It is quite possible you yourself have been in a conversation, where religious jokes were passed around. Perhaps told them yourself. Or you were witness to the derision or ostracism of a person because they were a part of a different sect of Christianity.

I think back to Christ's parable of the Good Samaritan.
"A man was going down from Jerusalem to Jericho, when he fell into the hands of robbers. They stripped him of his clothes, beat him and went away, leaving him half dead with no clothes. A priest happened to be going down the same road, and when he saw the man, and he passed by on the other side. So too, a Levite, when he came to the place and saw him, he too passed by on the other side. But a Samaritan, as he traveled, came where the man was; and when he saw him, he took pity on him. He went to him and bandaged his wounds, pouring on oil and wine. Then he put the man on his own donkey, took him to an inn and looked after him. The next day he took out two silver coins and gave them to the innkeeper. 'Look after him,' he said, 'and when I return, I will reimburse you for any extra expense you may have.' "Which of these three do you think was a neighbour to the man who fell into the hands of robbers?" The expert in the law replied, "The one who had mercy on him." Jesus told him, "Go and do likewise." NIV

The tale itself speaks of how a Samaritan was kind Jew, though he had been passed over by to Jewish holy men. I won't bother with detailed outlay as the story speaks for itself and I think most of understand that the Samaritans were people that the Jews held great prejudiced towards. Now I emphasized did emphasize Christ's question and the lawyers response. It has been posited, that the lawyer held a similar contempt for Samaritans and was unwilling to even name a Samaritan directly, but rather preferred a more ambiguous response.

It seems evident to me that Christ was making an appeal to the audience, that it is possible for people to conquer such prejudice and truly be neighbors to their fellow man even when they have vastly different views.

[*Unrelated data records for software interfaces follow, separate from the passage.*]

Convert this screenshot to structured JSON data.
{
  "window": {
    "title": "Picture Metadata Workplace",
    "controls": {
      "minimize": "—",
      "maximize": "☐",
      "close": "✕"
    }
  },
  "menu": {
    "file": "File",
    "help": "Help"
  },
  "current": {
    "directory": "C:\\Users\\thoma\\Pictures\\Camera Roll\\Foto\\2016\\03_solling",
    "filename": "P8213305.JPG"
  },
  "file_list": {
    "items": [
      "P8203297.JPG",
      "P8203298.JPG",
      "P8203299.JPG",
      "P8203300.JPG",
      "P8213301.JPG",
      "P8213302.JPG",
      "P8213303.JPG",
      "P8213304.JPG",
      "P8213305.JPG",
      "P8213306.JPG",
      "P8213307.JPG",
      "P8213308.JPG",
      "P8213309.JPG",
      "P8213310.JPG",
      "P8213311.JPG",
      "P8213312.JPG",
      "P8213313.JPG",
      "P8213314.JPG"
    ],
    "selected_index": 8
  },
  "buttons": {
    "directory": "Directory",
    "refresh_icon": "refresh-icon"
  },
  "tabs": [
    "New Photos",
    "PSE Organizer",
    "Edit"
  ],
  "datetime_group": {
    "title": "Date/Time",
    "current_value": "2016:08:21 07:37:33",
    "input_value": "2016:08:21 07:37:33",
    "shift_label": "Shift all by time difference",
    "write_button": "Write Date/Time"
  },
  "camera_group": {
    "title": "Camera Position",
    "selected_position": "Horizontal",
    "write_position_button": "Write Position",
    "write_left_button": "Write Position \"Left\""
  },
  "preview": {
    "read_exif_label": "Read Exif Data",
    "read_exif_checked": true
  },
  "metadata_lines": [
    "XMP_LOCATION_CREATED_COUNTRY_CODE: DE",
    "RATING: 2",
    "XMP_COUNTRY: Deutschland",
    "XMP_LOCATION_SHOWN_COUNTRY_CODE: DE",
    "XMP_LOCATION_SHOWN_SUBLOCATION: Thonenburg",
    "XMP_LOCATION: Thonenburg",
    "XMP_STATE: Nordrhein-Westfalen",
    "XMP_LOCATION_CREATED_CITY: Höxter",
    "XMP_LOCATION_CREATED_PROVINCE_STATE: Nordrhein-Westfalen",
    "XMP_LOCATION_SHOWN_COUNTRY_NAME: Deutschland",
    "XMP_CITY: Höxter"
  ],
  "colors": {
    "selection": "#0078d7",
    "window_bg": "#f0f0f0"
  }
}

Also, it seems that in fact that two Jews, for whatever reason, failed to help a fellow brother. There was a rather blatant verbal barb to his audience. I imagine we could likely identify with all of the characters at some point in our lives.

Like them, I feel there have been times when I have passed along the other side.

I daresay there have been moments where I was more like those robbers. My blows may have been verbal but I think we know what Scripture tells us of the wounds we can leave with our own words. I may not have taken their possessions, but if I denied someone patronage of a business, or work, or just plain civility and the right to exist am I actually any less a thief?

There have been times as well, that I have felt similarly to fellow who was robbed.

This is the problem of prejudice within Christianity.

But how is it resolved?

I think there are a few easy steps we can take.

The simplest and easiest to implement is to refrain from prejudice ourselves and teach our families this as well.

When we the Lord affords us the opportunity to be the good Samaritan do so.

The next two are a bit tougher to implement, as it takes a bit more courage.

Be prepared to approach this situation when we confront it in social situations and at work in the spirit of Christian love. I am asking us to be more proactive here. Rather than being the Samaritan or simply not being a robber, I am suggesting we actually try to be the policemen on patrol.

Also, carry this same attitude into our own respective churches. It is sad to say, but this is likely the place where we will see the most opportunity and the most repercussion.

I welcome your thoughts and comments.


Mudcat Stew

1 comment:

  1. The biggest problem that I see is the tendency to judge all members of a certain group based of the worst example that a person knows of, from that group. This and a desire to keep others in a neat little box so we don't have to think too much. Terms like "He's a Jerk, loser, grouch, etc. This allows the person doing so to wrap the other person (or group) into a nice little package, thus releasing them from the responsibility to "look upon the inward man". So, in short, I agree with your comments.